  15. What would a longer-term debt solution look like? Everything on the table — increased revenues, cuts in discretionary spending, major entitlement reform Thoughts on reforming Social Security Increase the wage base* Increase the retirement age for younger workers Utilize a different COLA formula for benefit increases Reduce benefits for higher-income recipients (i.e., means testing) Comprehensive tax reform? Less brackets and lower marginal tax rates, coupled with the elimination or significant reduction in tax preference items * Social Security wage base for 2013 is $113,700.

  16. Planning considerationsand strategies

  17. Five planning strategiesto consider in 2013 Invest in municipal bonds to generate tax-free income Municipal bonds are more attractive for taxpayers who are either subject to 3.8% surtax and potentially the high 39.6% marginal rate Utilize strategies to reduce or avoid taxable income Retirement plan contributions, flexible spending accounts (FSAs), deferred compensation may prevent a taxpayer from reaching income thresholds that may result in a higher tax bill Be mindful of transactions that may drastically increase income Consider Roth accounts to create tax-free income in retirement

  18. Five planning strategiesto consider in 2013 Avoid taxes on IRA distributions by using a charitable rollover if over the age of 70½ Distribution (maximum of $100,000 annually) must be sent directly to a qualified charity More tax efficient than writing a check to a charity and then claiming a deduction on the tax return Review estate planning strategies and documents Even if estate taxes no longer a concern, it’s critical to plan for orderly transfer of assets or unforeseen circumstances Many states have separate estate or inheritance taxes Trusts should be reviewed in light of permanent $5M exemption amount

  19. Five planning strategiesto consider in 2013 Consult with an attorney to see if more complex wealth transfer techniques may be appropriate Families with significant wealth, especially in non-liquid assets such as real estate or closely held businesses Potential strategies include grantor retained annuity trusts (GRATs), spousal lifetime access trusts (SLATs), family limited partnerships (FLPs), and dynasty trusts

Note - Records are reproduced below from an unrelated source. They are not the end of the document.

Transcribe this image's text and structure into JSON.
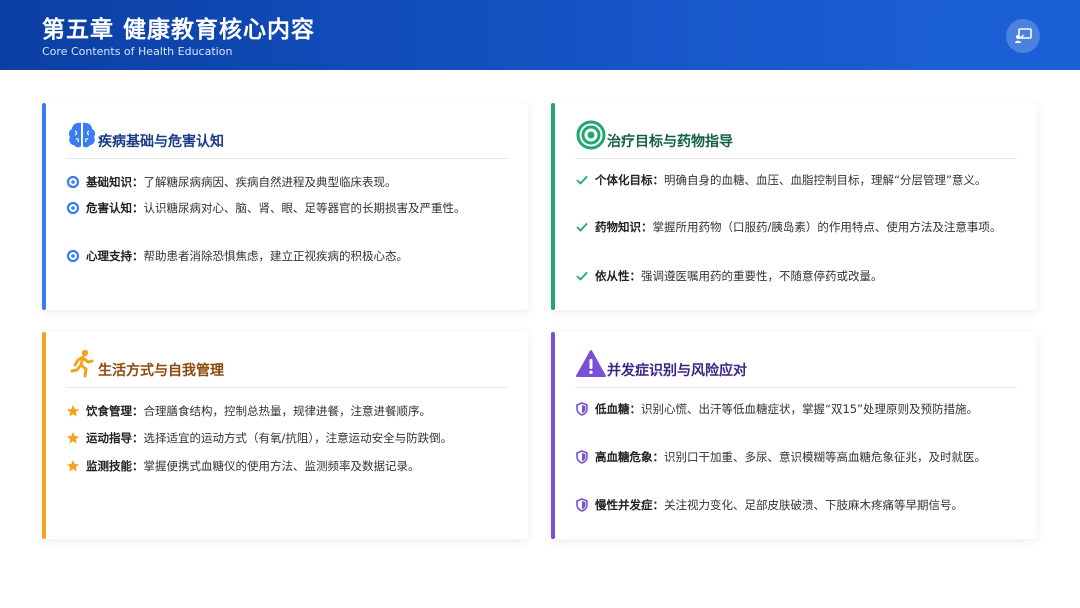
{
  "header": {
    "title": "第五章 健康教育核心内容",
    "subtitle": "Core Contents of Health Education",
    "button_icon": "presentation-icon"
  },
  "colors": {
    "header": "#1656c9",
    "blue": "#3b7cf3",
    "green": "#1fa971",
    "orange": "#f2a321",
    "purple": "#7b4fd6"
  },
  "cards": [
    {
      "title": "疾病基础与危害认知",
      "icon": "brain-icon",
      "items": [
        {
          "label": "基础知识：",
          "text": "了解糖尿病病因、疾病自然进程及典型临床表现。"
        },
        {
          "label": "危害认知：",
          "text": "认识糖尿病对心、脑、肾、眼、足等器官的长期损害及严重性。"
        },
        {
          "label": "心理支持：",
          "text": "帮助患者消除恐惧焦虑，建立正视疾病的积极心态。"
        }
      ]
    },
    {
      "title": "治疗目标与药物指导",
      "icon": "target-icon",
      "items": [
        {
          "label": "个体化目标：",
          "text": "明确自身的血糖、血压、血脂控制目标，理解“分层管理”意义。"
        },
        {
          "label": "药物知识：",
          "text": "掌握所用药物（口服药/胰岛素）的作用特点、使用方法及注意事项。"
        },
        {
          "label": "依从性：",
          "text": "强调遵医嘱用药的重要性，不随意停药或改量。"
        }
      ]
    },
    {
      "title": "生活方式与自我管理",
      "icon": "running-icon",
      "items": [
        {
          "label": "饮食管理：",
          "text": "合理膳食结构，控制总热量，规律进餐，注意进餐顺序。"
        },
        {
          "label": "运动指导：",
          "text": "选择适宜的运动方式（有氧/抗阻），注意运动安全与防跌倒。"
        },
        {
          "label": "监测技能：",
          "text": "掌握便携式血糖仪的使用方法、监测频率及数据记录。"
        }
      ]
    },
    {
      "title": "并发症识别与风险应对",
      "icon": "warning-icon",
      "items": [
        {
          "label": "低血糖：",
          "text": "识别心慌、出汗等低血糖症状，掌握“双15”处理原则及预防措施。"
        },
        {
          "label": "高血糖危象：",
          "text": "识别口干加重、多尿、意识模糊等高血糖危象征兆，及时就医。"
        },
        {
          "label": "慢性并发症：",
          "text": "关注视力变化、足部皮肤破溃、下肢麻木疼痛等早期信号。"
        }
      ]
    }
  ]
}
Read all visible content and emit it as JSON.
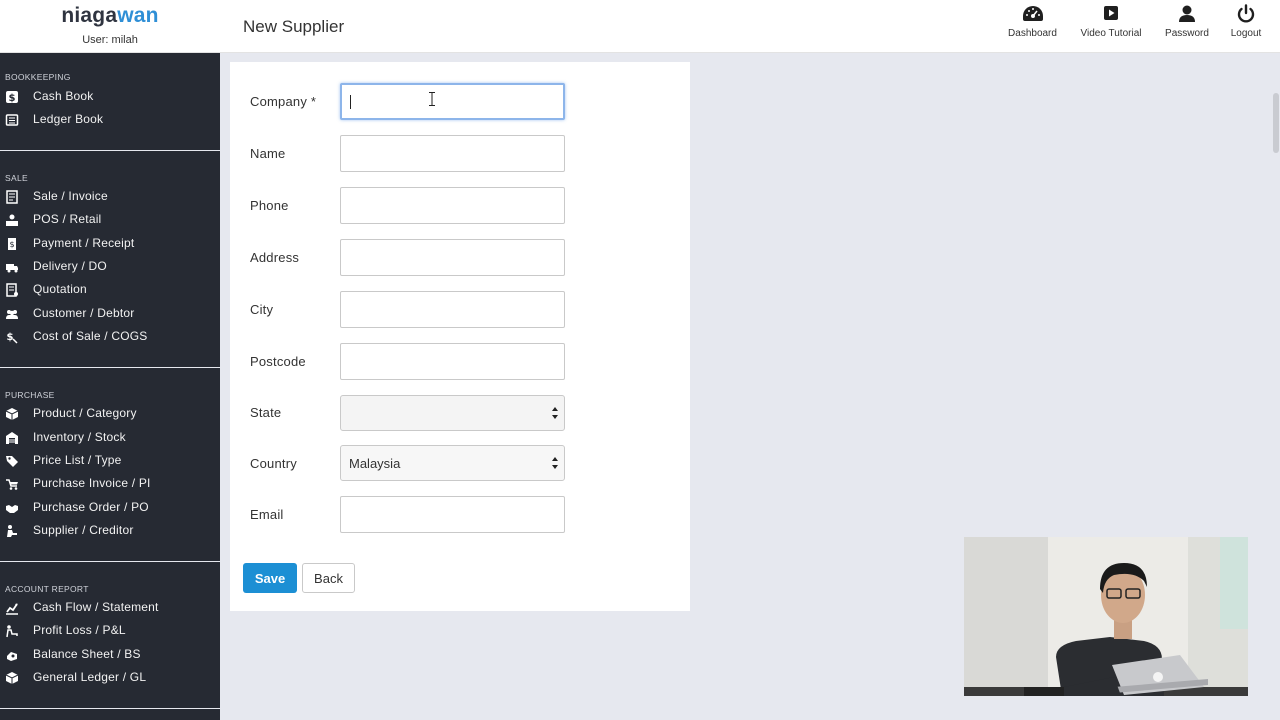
{
  "brand": {
    "name_part1": "niaga",
    "name_part2": "wan",
    "user_line": "User: milah"
  },
  "page": {
    "title": "New Supplier"
  },
  "top_actions": [
    {
      "label": "Dashboard",
      "icon": "dashboard-icon"
    },
    {
      "label": "Video Tutorial",
      "icon": "video-icon"
    },
    {
      "label": "Password",
      "icon": "user-icon"
    },
    {
      "label": "Logout",
      "icon": "power-icon"
    }
  ],
  "sidebar": {
    "sections": [
      {
        "heading": "BOOKKEEPING",
        "items": [
          {
            "label": "Cash Book",
            "icon": "dollar-icon"
          },
          {
            "label": "Ledger Book",
            "icon": "ledger-icon"
          }
        ]
      },
      {
        "heading": "SALE",
        "items": [
          {
            "label": "Sale / Invoice",
            "icon": "invoice-icon"
          },
          {
            "label": "POS / Retail",
            "icon": "cashier-icon"
          },
          {
            "label": "Payment / Receipt",
            "icon": "receipt-icon"
          },
          {
            "label": "Delivery / DO",
            "icon": "truck-icon"
          },
          {
            "label": "Quotation",
            "icon": "quotation-icon"
          },
          {
            "label": "Customer / Debtor",
            "icon": "users-icon"
          },
          {
            "label": "Cost of Sale / COGS",
            "icon": "cost-icon"
          }
        ]
      },
      {
        "heading": "PURCHASE",
        "items": [
          {
            "label": "Product / Category",
            "icon": "box-icon"
          },
          {
            "label": "Inventory / Stock",
            "icon": "warehouse-icon"
          },
          {
            "label": "Price List / Type",
            "icon": "tag-icon"
          },
          {
            "label": "Purchase Invoice / PI",
            "icon": "purchase-invoice-icon"
          },
          {
            "label": "Purchase Order / PO",
            "icon": "handshake-icon"
          },
          {
            "label": "Supplier / Creditor",
            "icon": "supplier-icon"
          }
        ]
      },
      {
        "heading": "ACCOUNT REPORT",
        "items": [
          {
            "label": "Cash Flow / Statement",
            "icon": "cashflow-icon"
          },
          {
            "label": "Profit Loss / P&L",
            "icon": "profit-icon"
          },
          {
            "label": "Balance Sheet / BS",
            "icon": "balance-icon"
          },
          {
            "label": "General Ledger / GL",
            "icon": "ledger-box-icon"
          }
        ]
      }
    ]
  },
  "form": {
    "company": {
      "label": "Company *",
      "value": ""
    },
    "name": {
      "label": "Name",
      "value": ""
    },
    "phone": {
      "label": "Phone",
      "value": ""
    },
    "address": {
      "label": "Address",
      "value": ""
    },
    "city": {
      "label": "City",
      "value": ""
    },
    "postcode": {
      "label": "Postcode",
      "value": ""
    },
    "state": {
      "label": "State",
      "value": ""
    },
    "country": {
      "label": "Country",
      "value": "Malaysia"
    },
    "email": {
      "label": "Email",
      "value": ""
    },
    "save_label": "Save",
    "back_label": "Back"
  },
  "colors": {
    "accent": "#1c8fd4",
    "sidebar_bg": "#262a33",
    "page_bg": "#e6e8ef",
    "brand_blue": "#2f8fd6"
  }
}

  20. Closing thoughts • Though the Bush-era tax cuts were extended “permanently” for most taxpayers, longer-term deficit pressures will prompt more discussion on taxes • There will likely be uncertainty around tax policy as potential tax reform is addressed • In this environment, tax diversification and tax-smart planning strategies and investment solutions will be at a premium

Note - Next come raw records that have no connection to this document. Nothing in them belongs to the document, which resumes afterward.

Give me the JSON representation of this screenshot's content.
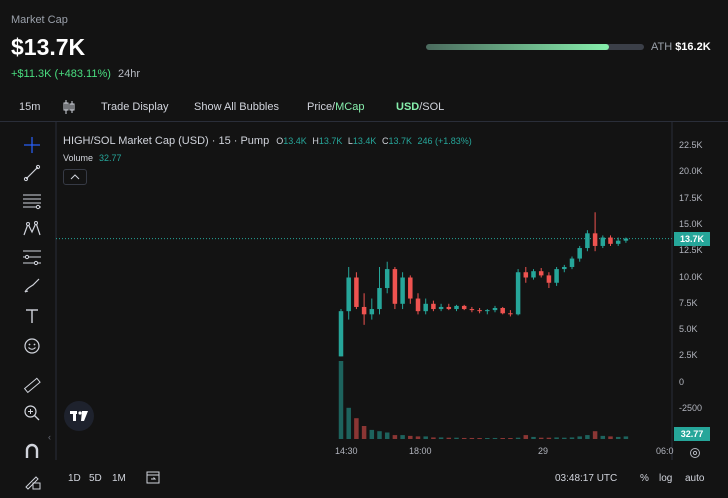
{
  "header": {
    "market_cap_label": "Market Cap",
    "market_cap_value": "$13.7K",
    "change_abs": "+$11.3K",
    "change_pct": "(+483.11%)",
    "change_period": "24hr",
    "ath_label": "ATH",
    "ath_value": "$16.2K",
    "ath_progress": 0.84
  },
  "toolbar": {
    "interval": "15m",
    "trade_display": "Trade Display",
    "show_bubbles": "Show All Bubbles",
    "price_label": "Price/",
    "mcap_label": "MCap",
    "usd_label": "USD",
    "sol_label": "/SOL"
  },
  "chart": {
    "title": "HIGH/SOL Market Cap (USD) · 15 · Pump",
    "ohlc": {
      "o_label": "O",
      "o": "13.4K",
      "h_label": "H",
      "h": "13.7K",
      "l_label": "L",
      "l": "13.4K",
      "c_label": "C",
      "c": "13.7K",
      "change": "246 (+1.83%)"
    },
    "volume_label": "Volume",
    "volume_value": "32.77",
    "last_price": "13.7K",
    "volume_tag": "32.77"
  },
  "colors": {
    "up": "#26a69a",
    "down": "#ef5350",
    "accent": "#86efac",
    "bg": "#131313"
  },
  "chart_data": {
    "type": "candlestick",
    "y_ticks": [
      "22.5K",
      "20.0K",
      "17.5K",
      "15.0K",
      "12.5K",
      "10.0K",
      "7.5K",
      "5.0K",
      "2.5K",
      "0",
      "-2500"
    ],
    "x_ticks": [
      "14:30",
      "18:00",
      "29",
      "06:0"
    ],
    "ylim": [
      -2500,
      22500
    ],
    "candles": [
      {
        "o": 2.5,
        "h": 7.0,
        "l": 2.5,
        "c": 6.8
      },
      {
        "o": 6.8,
        "h": 11.0,
        "l": 6.0,
        "c": 10.0
      },
      {
        "o": 10.0,
        "h": 10.5,
        "l": 7.0,
        "c": 7.2
      },
      {
        "o": 7.2,
        "h": 8.5,
        "l": 5.5,
        "c": 6.5
      },
      {
        "o": 6.5,
        "h": 8.0,
        "l": 6.0,
        "c": 7.0
      },
      {
        "o": 7.0,
        "h": 11.0,
        "l": 6.5,
        "c": 9.0
      },
      {
        "o": 9.0,
        "h": 11.5,
        "l": 8.5,
        "c": 10.8
      },
      {
        "o": 10.8,
        "h": 11.0,
        "l": 7.0,
        "c": 7.5
      },
      {
        "o": 7.5,
        "h": 10.5,
        "l": 7.0,
        "c": 10.0
      },
      {
        "o": 10.0,
        "h": 10.2,
        "l": 7.5,
        "c": 8.0
      },
      {
        "o": 8.0,
        "h": 8.5,
        "l": 6.5,
        "c": 6.8
      },
      {
        "o": 6.8,
        "h": 8.0,
        "l": 6.5,
        "c": 7.5
      },
      {
        "o": 7.5,
        "h": 7.8,
        "l": 6.8,
        "c": 7.0
      },
      {
        "o": 7.0,
        "h": 7.5,
        "l": 6.8,
        "c": 7.2
      },
      {
        "o": 7.2,
        "h": 7.5,
        "l": 6.9,
        "c": 7.0
      },
      {
        "o": 7.0,
        "h": 7.4,
        "l": 6.8,
        "c": 7.3
      },
      {
        "o": 7.3,
        "h": 7.4,
        "l": 6.9,
        "c": 7.0
      },
      {
        "o": 7.0,
        "h": 7.2,
        "l": 6.7,
        "c": 6.9
      },
      {
        "o": 6.9,
        "h": 7.1,
        "l": 6.6,
        "c": 6.8
      },
      {
        "o": 6.8,
        "h": 7.0,
        "l": 6.5,
        "c": 6.9
      },
      {
        "o": 6.9,
        "h": 7.3,
        "l": 6.7,
        "c": 7.1
      },
      {
        "o": 7.1,
        "h": 7.2,
        "l": 6.5,
        "c": 6.6
      },
      {
        "o": 6.6,
        "h": 6.9,
        "l": 6.3,
        "c": 6.5
      },
      {
        "o": 6.5,
        "h": 10.8,
        "l": 6.4,
        "c": 10.5
      },
      {
        "o": 10.5,
        "h": 11.0,
        "l": 9.5,
        "c": 10.0
      },
      {
        "o": 10.0,
        "h": 10.8,
        "l": 9.8,
        "c": 10.6
      },
      {
        "o": 10.6,
        "h": 10.9,
        "l": 10.0,
        "c": 10.2
      },
      {
        "o": 10.2,
        "h": 10.5,
        "l": 9.0,
        "c": 9.5
      },
      {
        "o": 9.5,
        "h": 11.0,
        "l": 9.2,
        "c": 10.8
      },
      {
        "o": 10.8,
        "h": 11.2,
        "l": 10.5,
        "c": 11.0
      },
      {
        "o": 11.0,
        "h": 12.0,
        "l": 10.8,
        "c": 11.8
      },
      {
        "o": 11.8,
        "h": 13.0,
        "l": 11.5,
        "c": 12.8
      },
      {
        "o": 12.8,
        "h": 14.5,
        "l": 12.5,
        "c": 14.2
      },
      {
        "o": 14.2,
        "h": 16.2,
        "l": 12.5,
        "c": 13.0
      },
      {
        "o": 13.0,
        "h": 14.0,
        "l": 12.8,
        "c": 13.8
      },
      {
        "o": 13.8,
        "h": 14.0,
        "l": 13.0,
        "c": 13.2
      },
      {
        "o": 13.2,
        "h": 13.8,
        "l": 13.0,
        "c": 13.5
      },
      {
        "o": 13.5,
        "h": 13.8,
        "l": 13.3,
        "c": 13.7
      }
    ],
    "volumes": [
      3,
      1.2,
      0.8,
      0.5,
      0.35,
      0.3,
      0.25,
      0.15,
      0.15,
      0.12,
      0.1,
      0.1,
      0.06,
      0.06,
      0.05,
      0.05,
      0.04,
      0.04,
      0.03,
      0.03,
      0.04,
      0.03,
      0.03,
      0.05,
      0.15,
      0.08,
      0.05,
      0.05,
      0.06,
      0.05,
      0.06,
      0.1,
      0.15,
      0.3,
      0.12,
      0.1,
      0.08,
      0.1
    ]
  },
  "price_axis_labels": [
    "22.5K",
    "20.0K",
    "17.5K",
    "15.0K",
    "12.5K",
    "10.0K",
    "7.5K",
    "5.0K",
    "2.5K",
    "0",
    "-2500"
  ],
  "time_axis_labels": [
    "14:30",
    "18:00",
    "29",
    "06:0"
  ],
  "footer": {
    "range_1d": "1D",
    "range_5d": "5D",
    "range_1m": "1M",
    "clock": "03:48:17 UTC",
    "pct": "%",
    "log": "log",
    "auto": "auto"
  }
}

  22. This information is not meant as tax or legal advice.Please consult your legal or tax advisor before making any decisions. Investors should carefully consider the investment objectives, risks, charges, and expenses of a fund before investing. For a prospectus, or a summary prospectus if available, containing this and other information for any Putnam fund or product, call your financial representative or call Putnam at 1-800-225-1581. Please read the prospectus carefully before investing. Putnam Retail Management